Investment costs and taxes create a similar drag on your rate of return. Let's continue with the previous example in which you save $250 a month into an investment account that earns 8 percent a year from age 22 to age 67. Without costs and taxes, you would retire with $1,318,635. Because investing is not a costless activity, let's assume you pay 1.5 percent for investment‐related fees. These fees come directly out of your 8 percent return and reduce your ending balance to $807,125. Improved health? Collaboration? Productivity? Get all of these benefits and more with a adjustable standing desk from your favourite online retailer.
Taxes also reduce returns if you aren't using a tax‐deferred account like an IRA or an employer‐sponsored retirement plan. The impact of taxes will vary by your state of residence, income level, and mix of investment accounts. Given all the variables, let's simply assume that you pay taxes equal to 6 percent of your investment balance each year. Continuing with our example from before, the ending balance after costs and taxes comes to $713,230. In other words, the negative impact of compounding from investment fees and taxes wiped out more than half of your investment account. A stand up desk is a desk conceived for writing, reading or drawing while standing up or while sitting on a high stool.
Another area that compounding can work against you is when you take on debt. Unfortunately, many people need to take on debt at some point in their lives. Most people could not afford a home without a mortgage. Many others couldn't pay for higher education without student loans. These are both examples of good debt because they can positively contribute to your overall net worth. Unlike a car that depreciates in value the moment you drive it off the dealer's lot, a home's price generally appreciates at a rate similar to inflation. As for education, student loans are an investment in your ability to earn a higher income. A height-adjustable sit stand desk helps you cycle between sitting and standing throughout your workday.

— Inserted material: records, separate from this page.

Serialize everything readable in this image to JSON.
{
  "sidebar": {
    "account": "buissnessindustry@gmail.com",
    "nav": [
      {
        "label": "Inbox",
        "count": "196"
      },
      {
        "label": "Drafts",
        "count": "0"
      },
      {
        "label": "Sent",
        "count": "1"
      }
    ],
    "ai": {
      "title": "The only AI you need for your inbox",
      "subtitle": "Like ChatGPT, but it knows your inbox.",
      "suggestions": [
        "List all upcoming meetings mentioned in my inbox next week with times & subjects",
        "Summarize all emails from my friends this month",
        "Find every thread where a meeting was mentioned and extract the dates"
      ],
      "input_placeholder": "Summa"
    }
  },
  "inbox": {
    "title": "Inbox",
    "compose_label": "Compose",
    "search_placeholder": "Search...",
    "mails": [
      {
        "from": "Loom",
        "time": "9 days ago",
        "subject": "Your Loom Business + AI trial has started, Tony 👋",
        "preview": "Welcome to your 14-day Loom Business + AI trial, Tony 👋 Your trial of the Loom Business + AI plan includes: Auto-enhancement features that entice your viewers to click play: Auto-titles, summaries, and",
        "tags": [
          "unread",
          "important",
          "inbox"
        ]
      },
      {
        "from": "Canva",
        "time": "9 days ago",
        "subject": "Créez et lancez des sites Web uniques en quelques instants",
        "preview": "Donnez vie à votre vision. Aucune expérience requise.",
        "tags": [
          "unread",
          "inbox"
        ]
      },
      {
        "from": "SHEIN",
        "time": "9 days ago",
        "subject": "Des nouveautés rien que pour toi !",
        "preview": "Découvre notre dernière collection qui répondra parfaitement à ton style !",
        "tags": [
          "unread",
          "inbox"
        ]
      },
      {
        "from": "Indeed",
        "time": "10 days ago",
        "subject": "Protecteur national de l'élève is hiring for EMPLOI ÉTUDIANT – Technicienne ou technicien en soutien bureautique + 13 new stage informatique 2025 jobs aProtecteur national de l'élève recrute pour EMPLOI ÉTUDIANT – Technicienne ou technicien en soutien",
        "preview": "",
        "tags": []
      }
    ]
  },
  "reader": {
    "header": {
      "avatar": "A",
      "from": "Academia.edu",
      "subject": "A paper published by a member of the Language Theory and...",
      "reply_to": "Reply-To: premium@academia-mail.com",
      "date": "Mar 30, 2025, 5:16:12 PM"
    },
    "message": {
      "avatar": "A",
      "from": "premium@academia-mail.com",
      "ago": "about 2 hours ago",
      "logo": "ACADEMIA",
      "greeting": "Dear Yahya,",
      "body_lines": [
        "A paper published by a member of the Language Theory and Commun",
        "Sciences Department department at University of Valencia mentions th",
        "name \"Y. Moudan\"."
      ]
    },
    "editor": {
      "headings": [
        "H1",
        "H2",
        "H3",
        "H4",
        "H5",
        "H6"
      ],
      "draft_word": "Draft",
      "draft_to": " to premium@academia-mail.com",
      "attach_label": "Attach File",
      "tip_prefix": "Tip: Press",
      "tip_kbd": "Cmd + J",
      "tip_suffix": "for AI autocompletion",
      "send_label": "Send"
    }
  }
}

Credit card debt, on the other hand, is bad debt because it's typically the result of unnecessary consumption or poor planning—and, more importantly, comes with high interest rates and low minimum payments. That combination of factors plus compound interest makes the cost of using credit cards enormous. Imagine buying a new TV for $2,500 using a credit card with a 16 percent annual percentage rate (APR) and making minimum payments of $50 until the balance is paid off. In this scenario, compounding creates $3,994 in interest costs over the nearly 22 years it takes to pay off the original $2,500 purchase. Working at a electric standing desk may offer health benefits, however, studies suggest that doing so probably will not help you burn a lot of extra calories.